News: CJ Exclusives

Discipline rather than detention needed for many young offenders, experts say

Workshop co-sponsored by judicial branch and DPS discusses benefits of taking more parental approach to troubled kids to keep them out of prison as adults

Judge Julius Corpening (CJ Photo by Kari Travis)
Judge Julius Corpening (CJ Photo by Kari Travis)

CARY — North Carolina schools, which now refer more than 40 percent of all offenders in the state’s juvenile justice system, need to stop arresting and charging kids for minor, nonviolent offenses, state court and public safety leaders say.

Harsh, aimless punishment only pushes delinquent students further into patterns leading to adult crime, said Judge Julius Corpening, chief judge for North Carolina’s 5th Judicial District. A judge for 27 years, Corpening has seen many kids with troubled home lives and mental health issues — most of whom need discipline, not detention, he said.

A new state law is scratching out the “tough on crime” formula in favor of a more parental approach.

In June 2017, the N.C. legislature passed House Bill 280, legislation to raise the age for juvenile offenders. The law, which kicks in December 2019, pushes the juvenile age limit to 18 for those who commit low-level, nonviolent offenses. Juveniles 16 and older now are tried in North Carolina as adults, even for the most minor offenses. Another part of H.B. 280 established School Justice Partnerships, a program connecting families, schools, social services, law enforcers, judges, and mental health experts to keep kids out of the court system.

Experts and practitioners discussed the likely impacts of the law Wednesday, April 25, in Cary. The forum was co-sponsored by the state’s judicial branch and the Department of Public Safety.

High school dropouts are more likely to become involved with the courts, said LaToya Powell, assistant legal counsel for the N.C. judicial branch. By diverting kids from juvenile courts, the state is saving taxpayers money and probably preventing them from entering adult lock-up later, Powell said.

Of roughly 37,000 prisoners in N.C., about 17,500 never earned a high school diploma, data from the N.C. Department of Public Safety show.

New Hanover County has fostered the state’s first SJP under Corpening’s leadership. Since the program’s inception, the district has seen school-based referrals decrease by 47 percent.

Brunswick, Greene, Lenoir, and Wayne counties have followed suit.

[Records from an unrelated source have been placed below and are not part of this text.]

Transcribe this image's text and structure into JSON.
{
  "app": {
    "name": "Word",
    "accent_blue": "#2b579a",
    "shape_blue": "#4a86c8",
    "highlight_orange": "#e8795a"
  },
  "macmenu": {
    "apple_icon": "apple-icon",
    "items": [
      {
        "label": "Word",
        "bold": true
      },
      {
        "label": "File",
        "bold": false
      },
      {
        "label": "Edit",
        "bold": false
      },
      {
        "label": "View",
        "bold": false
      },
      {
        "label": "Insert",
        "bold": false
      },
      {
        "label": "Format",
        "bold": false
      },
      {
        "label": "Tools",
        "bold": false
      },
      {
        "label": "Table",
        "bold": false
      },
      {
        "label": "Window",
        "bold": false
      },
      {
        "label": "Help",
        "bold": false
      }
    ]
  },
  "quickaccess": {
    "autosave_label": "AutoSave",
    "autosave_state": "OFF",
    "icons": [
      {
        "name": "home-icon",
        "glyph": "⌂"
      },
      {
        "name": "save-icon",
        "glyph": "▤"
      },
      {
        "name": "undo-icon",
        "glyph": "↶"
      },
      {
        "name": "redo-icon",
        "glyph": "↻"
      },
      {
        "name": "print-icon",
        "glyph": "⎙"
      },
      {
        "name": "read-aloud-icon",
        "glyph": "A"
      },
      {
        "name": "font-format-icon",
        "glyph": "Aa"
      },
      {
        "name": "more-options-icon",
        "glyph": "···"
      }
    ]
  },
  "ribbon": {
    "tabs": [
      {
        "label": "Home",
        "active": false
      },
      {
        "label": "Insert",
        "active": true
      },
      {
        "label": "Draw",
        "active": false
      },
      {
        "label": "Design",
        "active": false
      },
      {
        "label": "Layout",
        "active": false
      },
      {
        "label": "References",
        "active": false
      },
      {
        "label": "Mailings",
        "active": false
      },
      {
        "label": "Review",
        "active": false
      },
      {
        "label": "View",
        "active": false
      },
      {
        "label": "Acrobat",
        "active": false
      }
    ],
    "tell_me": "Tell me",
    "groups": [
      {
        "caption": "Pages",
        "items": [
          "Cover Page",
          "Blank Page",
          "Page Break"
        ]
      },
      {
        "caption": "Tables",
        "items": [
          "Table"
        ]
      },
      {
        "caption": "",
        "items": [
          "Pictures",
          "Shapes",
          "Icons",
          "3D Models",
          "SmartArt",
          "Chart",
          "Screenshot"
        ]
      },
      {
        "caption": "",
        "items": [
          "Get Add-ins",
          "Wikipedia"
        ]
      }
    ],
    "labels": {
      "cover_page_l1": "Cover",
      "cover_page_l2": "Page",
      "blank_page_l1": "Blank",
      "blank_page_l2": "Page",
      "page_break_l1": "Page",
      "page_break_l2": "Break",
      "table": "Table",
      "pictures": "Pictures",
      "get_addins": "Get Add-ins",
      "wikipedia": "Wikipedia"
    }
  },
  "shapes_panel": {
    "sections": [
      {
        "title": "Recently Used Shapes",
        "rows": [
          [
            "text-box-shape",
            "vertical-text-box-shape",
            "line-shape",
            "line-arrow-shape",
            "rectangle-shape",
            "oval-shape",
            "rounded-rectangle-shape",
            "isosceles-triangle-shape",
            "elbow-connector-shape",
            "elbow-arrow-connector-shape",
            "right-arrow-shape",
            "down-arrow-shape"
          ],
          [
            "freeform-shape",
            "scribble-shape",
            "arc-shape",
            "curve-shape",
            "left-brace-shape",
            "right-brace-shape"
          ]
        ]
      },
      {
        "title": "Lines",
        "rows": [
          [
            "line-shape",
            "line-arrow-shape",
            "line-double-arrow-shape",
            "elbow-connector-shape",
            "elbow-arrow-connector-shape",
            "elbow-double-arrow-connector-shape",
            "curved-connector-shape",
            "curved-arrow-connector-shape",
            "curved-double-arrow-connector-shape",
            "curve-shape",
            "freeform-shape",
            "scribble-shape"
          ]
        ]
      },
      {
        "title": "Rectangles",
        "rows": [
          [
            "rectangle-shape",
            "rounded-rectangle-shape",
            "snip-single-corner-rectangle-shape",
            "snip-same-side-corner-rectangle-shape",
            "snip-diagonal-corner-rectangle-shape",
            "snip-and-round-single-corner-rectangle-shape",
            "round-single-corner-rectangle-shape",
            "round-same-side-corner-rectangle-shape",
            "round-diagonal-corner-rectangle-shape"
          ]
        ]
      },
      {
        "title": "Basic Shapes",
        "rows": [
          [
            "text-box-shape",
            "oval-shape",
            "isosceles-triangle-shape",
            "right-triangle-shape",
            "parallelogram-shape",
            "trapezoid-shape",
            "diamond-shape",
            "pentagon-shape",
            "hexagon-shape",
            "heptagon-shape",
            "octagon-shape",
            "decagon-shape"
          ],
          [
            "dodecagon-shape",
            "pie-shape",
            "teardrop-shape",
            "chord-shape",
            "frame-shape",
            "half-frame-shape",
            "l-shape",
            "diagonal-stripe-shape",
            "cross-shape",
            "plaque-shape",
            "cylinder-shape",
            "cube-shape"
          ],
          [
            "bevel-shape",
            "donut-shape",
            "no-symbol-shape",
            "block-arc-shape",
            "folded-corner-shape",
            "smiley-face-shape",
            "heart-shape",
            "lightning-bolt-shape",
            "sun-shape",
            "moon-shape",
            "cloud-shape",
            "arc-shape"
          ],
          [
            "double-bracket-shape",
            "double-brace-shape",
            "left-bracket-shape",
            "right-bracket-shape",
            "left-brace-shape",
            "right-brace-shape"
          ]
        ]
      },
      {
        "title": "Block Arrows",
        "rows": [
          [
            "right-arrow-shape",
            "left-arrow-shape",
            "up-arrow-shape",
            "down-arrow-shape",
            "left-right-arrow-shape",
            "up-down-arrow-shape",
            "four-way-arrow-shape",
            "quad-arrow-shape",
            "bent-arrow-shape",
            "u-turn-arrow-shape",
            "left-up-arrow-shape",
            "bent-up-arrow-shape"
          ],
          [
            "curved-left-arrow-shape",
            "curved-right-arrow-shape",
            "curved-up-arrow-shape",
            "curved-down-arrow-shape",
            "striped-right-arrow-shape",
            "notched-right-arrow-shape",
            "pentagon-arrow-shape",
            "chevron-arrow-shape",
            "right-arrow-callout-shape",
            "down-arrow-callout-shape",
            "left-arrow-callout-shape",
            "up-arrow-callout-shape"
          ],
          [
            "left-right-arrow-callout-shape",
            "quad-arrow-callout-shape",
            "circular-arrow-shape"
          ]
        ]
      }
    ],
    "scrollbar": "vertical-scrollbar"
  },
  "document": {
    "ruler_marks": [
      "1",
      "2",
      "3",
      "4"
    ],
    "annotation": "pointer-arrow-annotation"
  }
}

In May, N.C.’s Administrative Office of the Courts will release a set of guidelines to help all counties form their own SJPs.

No one is trying to use the program to let criminals off the hook, Corpening said.

“I used to be tough on crime,” he said, “and then I joked with my friends that I learned to read and found out it wasn’t helping at all.”

Dangerous juveniles should be treated as criminals, and the new law continues recognizing that. But a lot of kids make immature decisions; being an adolescent troublemaker shouldn’t be a crime, panelists said.

School fights and squabbles top the list of most common offenses, said William Lassiter, North Carolina’s deputy commissioner of juvenile justice. Disorderly conduct — such as disrupting a class — comes in second.

Mental health services, family counseling, and “tough love” punishments are better ways to handle the issue, Corpening said.

“We know that traumatized people traumatize people. We must return to discipline, like parents.”

Editor’s note: This article has been revised to correct an inaccurate paraphrase of LaToya Powell’s presentation. The original article stated that Powell said “high school dropouts are likely to become criminals.” That phrasing has been changed to accurately reflect her statement that “high school dropouts are more likely to become involved with the courts.” We apologize for the error.